Crisis was a politically aware comic for adults published by Fleetway, first as a fortnightly, later as a monthly. Its first editor was Steve MacManus. It was launched in September 1988, featuring two 14-page strips: "Third World War" by Pat Mills and Carlos Ezquerra, a polemical series examining how the west exploits the developing world by extrapolating trends into the near future, as observed by a group of conscripted "peace volunteer" soldiers; and "New Statesmen", a futuristic political superhero strip by John Smith and Jim Baikie. The comic was printed in the same proportions as American comics, so that each strip could be re-formatted into an American-style monthly series, but these did not last.
"Third World War" later moved on from developing world topics to minority issues within the UK and introduced two new artists, Sean Phillips and Duncan Fegredo, while Mills took on co-writers including Alan Mitchell and Malachy Coney. When "New Statesmen" finished it was replaced by two contemporary stories: "Troubled Souls" by Garth Ennis and John McCrea, set amid the "troubles" of Northern Ireland, and "Sticky Fingers", a flatshare comedy by Myra Hancock and David Hine. "Troubled Souls" was Ennis's comics debut, and led to a sequel, "For a Few Troubles More", and a religious satire, "True Faith", the latter illustrated by Warren Pleece.
"True Faith" and another proposed strip, "Skin" by Peter Milligan and Brendan McCarthy, about skinheads and thalidomide, ran into problems with censorship. Robert Maxwell, Fleetway's then owner, withdrew the collected edition of "True Faith" from sale after receiving objections from religious groups; "Skin" was dropped after the printers refused to handle it, probably over its harsh language. It was later published as a graphic novel by Tundra Publishing, and failed to generate any noticeable outrage. Another casualty of censorship was John Smith and Sean Phillips's "Straitgate". Its main character was intended to be a self-obsessed young loner who suffers from delusions and ends up going on a killing spree, but it was toned down until he became little more than a self-obsessed young loner.

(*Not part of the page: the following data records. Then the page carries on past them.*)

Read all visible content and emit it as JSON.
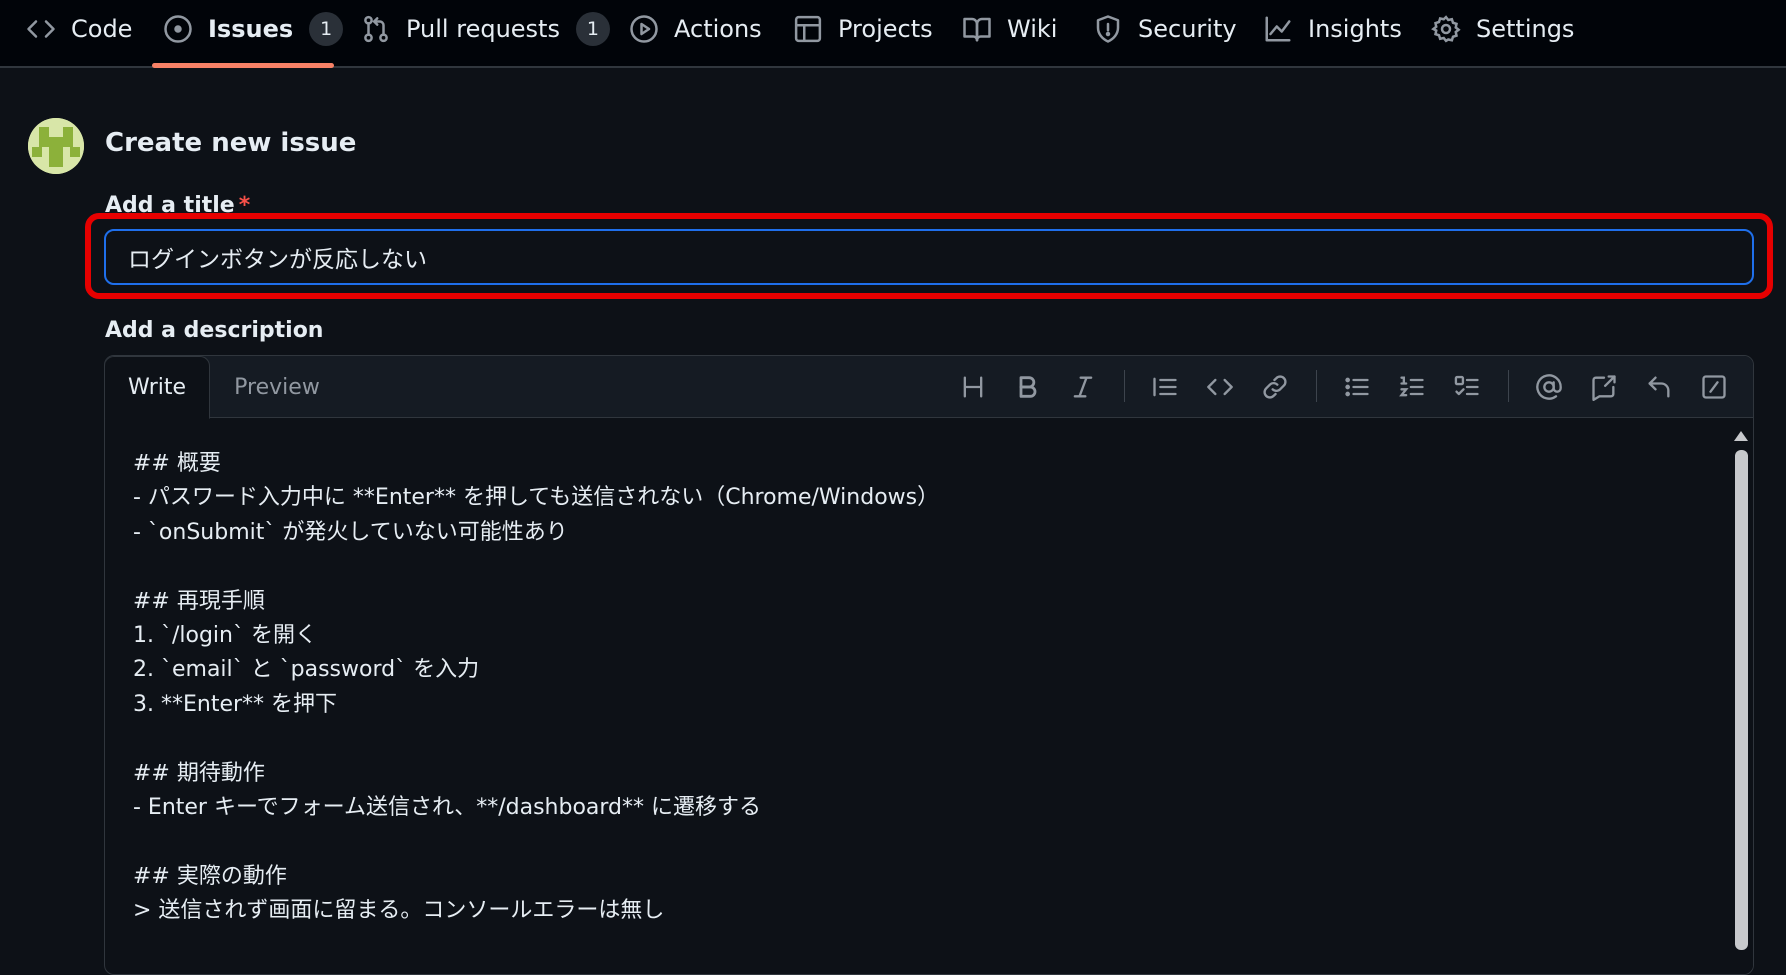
{
  "nav": {
    "tabs": [
      {
        "label": "Code",
        "icon": "code-icon"
      },
      {
        "label": "Issues",
        "icon": "issue-opened-icon",
        "count": "1",
        "selected": true
      },
      {
        "label": "Pull requests",
        "icon": "git-pull-request-icon",
        "count": "1"
      },
      {
        "label": "Actions",
        "icon": "play-icon"
      },
      {
        "label": "Projects",
        "icon": "table-icon"
      },
      {
        "label": "Wiki",
        "icon": "book-icon"
      },
      {
        "label": "Security",
        "icon": "shield-icon"
      },
      {
        "label": "Insights",
        "icon": "graph-icon"
      },
      {
        "label": "Settings",
        "icon": "gear-icon"
      }
    ],
    "active_underline_color": "#f78166"
  },
  "form": {
    "heading": "Create new issue",
    "title_label": "Add a title",
    "required_mark": "*",
    "title_value": "ログインボタンが反応しない",
    "description_label": "Add a description",
    "editor_tabs": {
      "write": "Write",
      "preview": "Preview"
    },
    "toolbar": [
      "heading-icon",
      "bold-icon",
      "italic-icon",
      "quote-icon",
      "code-icon",
      "link-icon",
      "unordered-list-icon",
      "ordered-list-icon",
      "task-list-icon",
      "mention-icon",
      "cross-reference-icon",
      "reply-icon",
      "slash-commands-icon"
    ],
    "description_value": "## 概要\n- パスワード入力中に **Enter** を押しても送信されない（Chrome/Windows）\n- `onSubmit` が発火していない可能性あり\n\n## 再現手順\n1. `/login` を開く\n2. `email` と `password` を入力\n3. **Enter** を押下\n\n## 期待動作\n- Enter キーでフォーム送信され、**/dashboard** に遷移する\n\n## 実際の動作\n> 送信されず画面に留まる。コンソールエラーは無し"
  },
  "colors": {
    "background": "#0d1117",
    "focus_border": "#1f6feb",
    "highlight_annotation": "#e60000",
    "required": "#f85149"
  }
}
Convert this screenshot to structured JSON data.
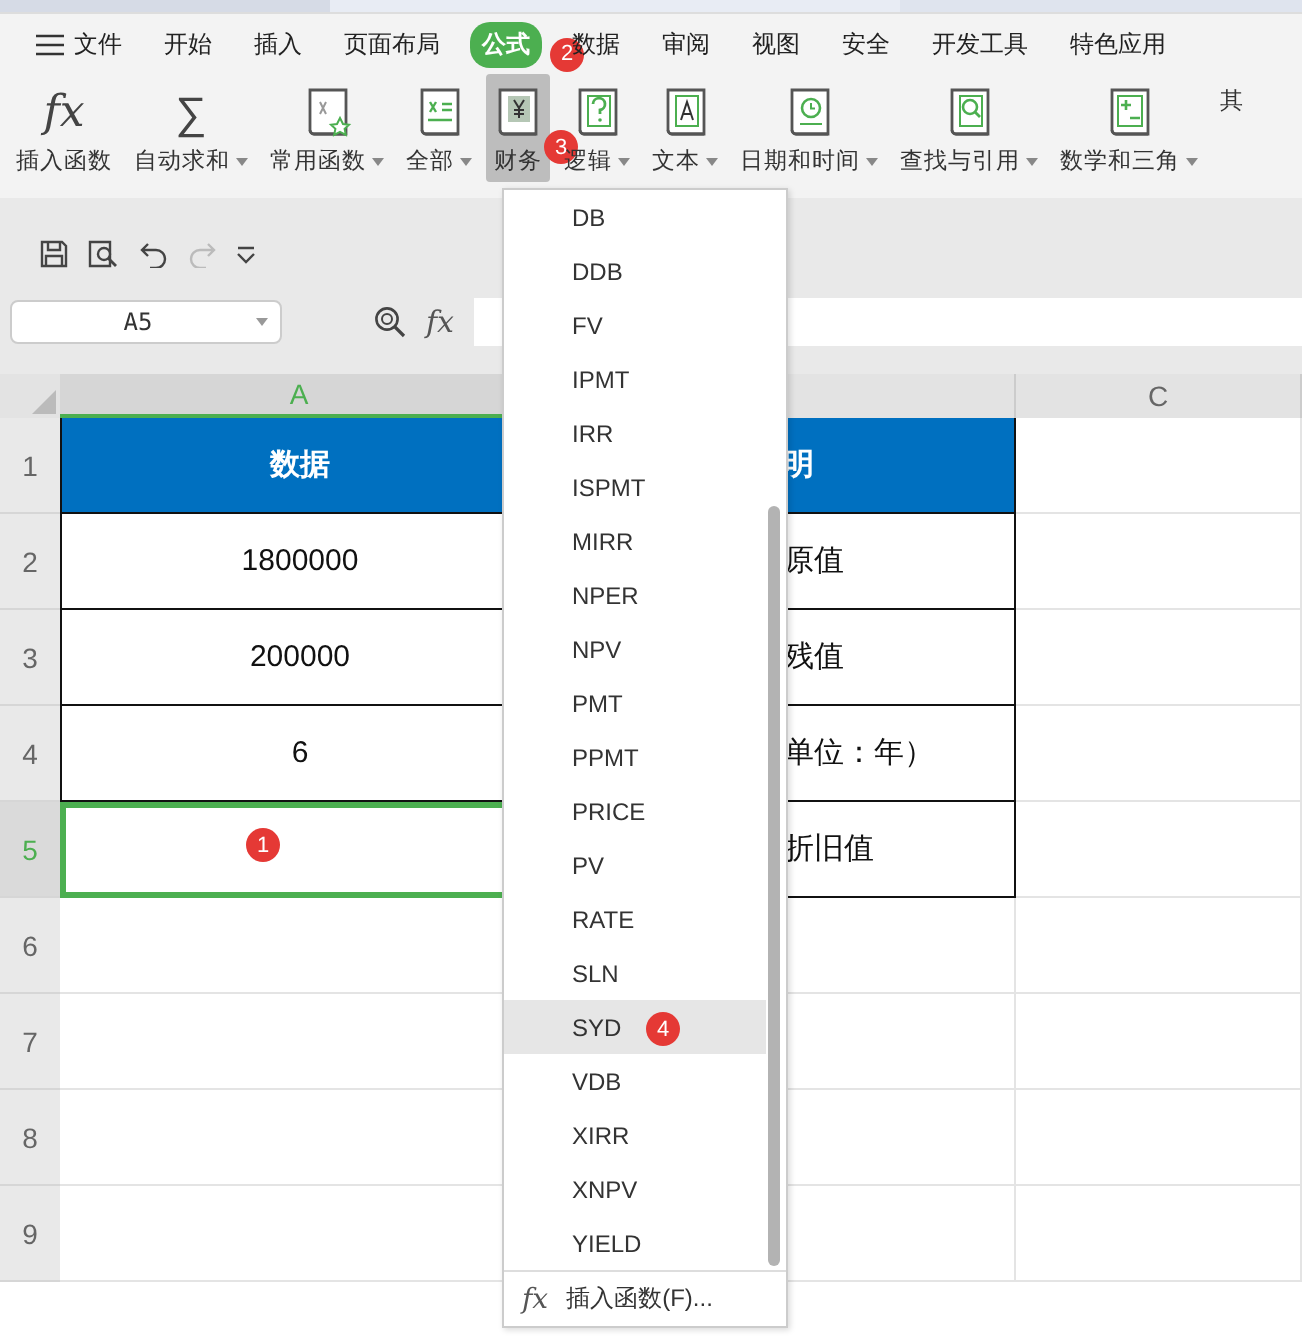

Grant Morrison and Steve Yeowell contributed "The New Adventures of Hitler" (originally published in Cut, a Scottish arts and culture magazine), a speculative story about how the young Adolf Hitler's stay in England might have affected his later actions. Morrison also wrote Bible John: A Forensic Meditation, illustrated by Daniel Vallely, about a series of murders in Glasgow, and "Dare", his revisionist take on Dan Dare with artist Rian Hughes, concluded in Crisis after its original home, Revolver, folded. Morrison's frequent collaborator Mark Millar contributed a grim prison story, "Insiders", drawn by Paul Grist.
Later issues of Crisis included a number of translated European strips, including Milo Manara and Federico Fellini's Trip to Tuluum and a number of short strips by Miguelanxo Prado. After issue 49 Crisis was published monthly, for 14 further issues, finally ending in October 1991. "Third World War" generated a spin-off series, "Finn", in 2000 AD.
Other creators whose work appeared in Crisis include Simon Bisley, Glenn Fabry, John Hicklenton, Philip Bond, Si Spencer, Steve Sampson, Chris Standley, Peter Doherty, Igor Goldkind, Tony Allen, James Robinson, Tony Salmons, Oscar Zarate, Paul Neary, Steve Parkhouse and Bernie Jaye.